**STUDY MATERIAL:**
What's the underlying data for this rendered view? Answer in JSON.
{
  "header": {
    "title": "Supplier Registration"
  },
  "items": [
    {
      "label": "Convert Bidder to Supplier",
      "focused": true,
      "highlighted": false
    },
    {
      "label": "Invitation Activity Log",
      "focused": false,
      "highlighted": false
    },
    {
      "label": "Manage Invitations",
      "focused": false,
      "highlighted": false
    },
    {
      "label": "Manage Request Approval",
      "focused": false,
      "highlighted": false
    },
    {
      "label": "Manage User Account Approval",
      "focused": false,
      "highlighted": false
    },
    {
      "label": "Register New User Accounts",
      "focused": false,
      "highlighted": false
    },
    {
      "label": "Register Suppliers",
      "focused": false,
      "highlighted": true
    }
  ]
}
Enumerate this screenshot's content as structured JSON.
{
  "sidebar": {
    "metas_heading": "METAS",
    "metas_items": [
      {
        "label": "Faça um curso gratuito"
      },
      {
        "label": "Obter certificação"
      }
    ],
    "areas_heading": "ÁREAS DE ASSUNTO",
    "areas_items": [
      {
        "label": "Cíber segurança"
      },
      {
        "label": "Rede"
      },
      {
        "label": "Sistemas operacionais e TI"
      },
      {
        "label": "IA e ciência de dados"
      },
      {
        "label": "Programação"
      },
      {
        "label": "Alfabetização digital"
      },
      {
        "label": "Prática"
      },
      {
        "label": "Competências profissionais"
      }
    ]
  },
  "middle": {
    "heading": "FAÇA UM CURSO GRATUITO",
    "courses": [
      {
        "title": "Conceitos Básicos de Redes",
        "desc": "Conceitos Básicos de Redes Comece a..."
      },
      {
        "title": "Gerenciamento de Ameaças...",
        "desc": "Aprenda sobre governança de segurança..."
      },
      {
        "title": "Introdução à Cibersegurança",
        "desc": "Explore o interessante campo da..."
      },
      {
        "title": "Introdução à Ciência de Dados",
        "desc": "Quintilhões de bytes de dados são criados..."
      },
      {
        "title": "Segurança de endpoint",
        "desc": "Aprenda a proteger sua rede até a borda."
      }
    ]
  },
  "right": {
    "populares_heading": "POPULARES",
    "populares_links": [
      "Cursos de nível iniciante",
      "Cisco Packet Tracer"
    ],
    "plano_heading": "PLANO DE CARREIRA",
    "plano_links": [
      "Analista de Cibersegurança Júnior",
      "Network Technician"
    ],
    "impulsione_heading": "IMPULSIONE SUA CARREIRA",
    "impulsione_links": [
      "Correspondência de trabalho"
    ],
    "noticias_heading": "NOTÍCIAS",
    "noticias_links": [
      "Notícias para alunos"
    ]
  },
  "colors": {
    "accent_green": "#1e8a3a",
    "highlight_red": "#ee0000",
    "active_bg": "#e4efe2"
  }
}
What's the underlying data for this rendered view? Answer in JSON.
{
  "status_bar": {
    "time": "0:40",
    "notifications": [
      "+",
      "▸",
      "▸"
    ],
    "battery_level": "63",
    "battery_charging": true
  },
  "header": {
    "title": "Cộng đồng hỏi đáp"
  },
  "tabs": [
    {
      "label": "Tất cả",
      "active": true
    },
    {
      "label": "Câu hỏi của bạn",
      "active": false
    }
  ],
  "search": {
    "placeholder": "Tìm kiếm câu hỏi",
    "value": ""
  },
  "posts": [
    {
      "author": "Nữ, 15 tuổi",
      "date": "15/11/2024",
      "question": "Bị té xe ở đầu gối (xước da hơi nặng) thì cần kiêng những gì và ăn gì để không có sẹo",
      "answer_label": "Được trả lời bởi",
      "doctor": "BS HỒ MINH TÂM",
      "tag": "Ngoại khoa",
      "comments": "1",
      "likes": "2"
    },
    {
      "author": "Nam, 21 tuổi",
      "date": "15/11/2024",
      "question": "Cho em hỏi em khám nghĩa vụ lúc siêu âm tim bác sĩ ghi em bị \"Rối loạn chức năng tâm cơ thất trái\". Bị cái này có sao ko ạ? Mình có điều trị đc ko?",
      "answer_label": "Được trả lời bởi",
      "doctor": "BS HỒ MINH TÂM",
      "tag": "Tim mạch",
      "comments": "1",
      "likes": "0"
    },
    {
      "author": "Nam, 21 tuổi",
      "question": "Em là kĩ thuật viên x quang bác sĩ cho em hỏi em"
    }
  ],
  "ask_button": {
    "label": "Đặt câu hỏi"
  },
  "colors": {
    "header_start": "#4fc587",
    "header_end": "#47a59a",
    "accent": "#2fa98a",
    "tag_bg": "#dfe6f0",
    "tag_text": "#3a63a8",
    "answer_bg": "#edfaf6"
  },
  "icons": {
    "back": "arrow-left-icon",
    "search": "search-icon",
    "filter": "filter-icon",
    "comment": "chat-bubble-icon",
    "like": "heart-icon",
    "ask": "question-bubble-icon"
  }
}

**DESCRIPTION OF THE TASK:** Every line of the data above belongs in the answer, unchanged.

**RESPONSE BOX:**
What's the underlying data for this rendered view? Answer in JSON.
{
  "header": {
    "title": "Supplier Registration"
  },
  "items": [
    {
      "label": "Convert Bidder to Supplier",
      "focused": true,
      "highlighted": false
    },
    {
      "label": "Invitation Activity Log",
      "focused": false,
      "highlighted": false
    },
    {
      "label": "Manage Invitations",
      "focused": false,
      "highlighted": false
    },
    {
      "label": "Manage Request Approval",
      "focused": false,
      "highlighted": false
    },
    {
      "label": "Manage User Account Approval",
      "focused": false,
      "highlighted": false
    },
    {
      "label": "Register New User Accounts",
      "focused": false,
      "highlighted": false
    },
    {
      "label": "Register Suppliers",
      "focused": false,
      "highlighted": true
    }
  ]
}
Enumerate this screenshot's content as structured JSON.
{
  "sidebar": {
    "metas_heading": "METAS",
    "metas_items": [
      {
        "label": "Faça um curso gratuito"
      },
      {
        "label": "Obter certificação"
      }
    ],
    "areas_heading": "ÁREAS DE ASSUNTO",
    "areas_items": [
      {
        "label": "Cíber segurança"
      },
      {
        "label": "Rede"
      },
      {
        "label": "Sistemas operacionais e TI"
      },
      {
        "label": "IA e ciência de dados"
      },
      {
        "label": "Programação"
      },
      {
        "label": "Alfabetização digital"
      },
      {
        "label": "Prática"
      },
      {
        "label": "Competências profissionais"
      }
    ]
  },
  "middle": {
    "heading": "FAÇA UM CURSO GRATUITO",
    "courses": [
      {
        "title": "Conceitos Básicos de Redes",
        "desc": "Conceitos Básicos de Redes Comece a..."
      },
      {
        "title": "Gerenciamento de Ameaças...",
        "desc": "Aprenda sobre governança de segurança..."
      },
      {
        "title": "Introdução à Cibersegurança",
        "desc": "Explore o interessante campo da..."
      },
      {
        "title": "Introdução à Ciência de Dados",
        "desc": "Quintilhões de bytes de dados são criados..."
      },
      {
        "title": "Segurança de endpoint",
        "desc": "Aprenda a proteger sua rede até a borda."
      }
    ]
  },
  "right": {
    "populares_heading": "POPULARES",
    "populares_links": [
      "Cursos de nível iniciante",
      "Cisco Packet Tracer"
    ],
    "plano_heading": "PLANO DE CARREIRA",
    "plano_links": [
      "Analista de Cibersegurança Júnior",
      "Network Technician"
    ],
    "impulsione_heading": "IMPULSIONE SUA CARREIRA",
    "impulsione_links": [
      "Correspondência de trabalho"
    ],
    "noticias_heading": "NOTÍCIAS",
    "noticias_links": [
      "Notícias para alunos"
    ]
  },
  "colors": {
    "accent_green": "#1e8a3a",
    "highlight_red": "#ee0000",
    "active_bg": "#e4efe2"
  }
}
What's the underlying data for this rendered view? Answer in JSON.
{
  "status_bar": {
    "time": "0:40",
    "notifications": [
      "+",
      "▸",
      "▸"
    ],
    "battery_level": "63",
    "battery_charging": true
  },
  "header": {
    "title": "Cộng đồng hỏi đáp"
  },
  "tabs": [
    {
      "label": "Tất cả",
      "active": true
    },
    {
      "label": "Câu hỏi của bạn",
      "active": false
    }
  ],
  "search": {
    "placeholder": "Tìm kiếm câu hỏi",
    "value": ""
  },
  "posts": [
    {
      "author": "Nữ, 15 tuổi",
      "date": "15/11/2024",
      "question": "Bị té xe ở đầu gối (xước da hơi nặng) thì cần kiêng những gì và ăn gì để không có sẹo",
      "answer_label": "Được trả lời bởi",
      "doctor": "BS HỒ MINH TÂM",
      "tag": "Ngoại khoa",
      "comments": "1",
      "likes": "2"
    },
    {
      "author": "Nam, 21 tuổi",
      "date": "15/11/2024",
      "question": "Cho em hỏi em khám nghĩa vụ lúc siêu âm tim bác sĩ ghi em bị \"Rối loạn chức năng tâm cơ thất trái\". Bị cái này có sao ko ạ? Mình có điều trị đc ko?",
      "answer_label": "Được trả lời bởi",
      "doctor": "BS HỒ MINH TÂM",
      "tag": "Tim mạch",
      "comments": "1",
      "likes": "0"
    },
    {
      "author": "Nam, 21 tuổi",
      "question": "Em là kĩ thuật viên x quang bác sĩ cho em hỏi em"
    }
  ],
  "ask_button": {
    "label": "Đặt câu hỏi"
  },
  "colors": {
    "header_start": "#4fc587",
    "header_end": "#47a59a",
    "accent": "#2fa98a",
    "tag_bg": "#dfe6f0",
    "tag_text": "#3a63a8",
    "answer_bg": "#edfaf6"
  },
  "icons": {
    "back": "arrow-left-icon",
    "search": "search-icon",
    "filter": "filter-icon",
    "comment": "chat-bubble-icon",
    "like": "heart-icon",
    "ask": "question-bubble-icon"
  }
}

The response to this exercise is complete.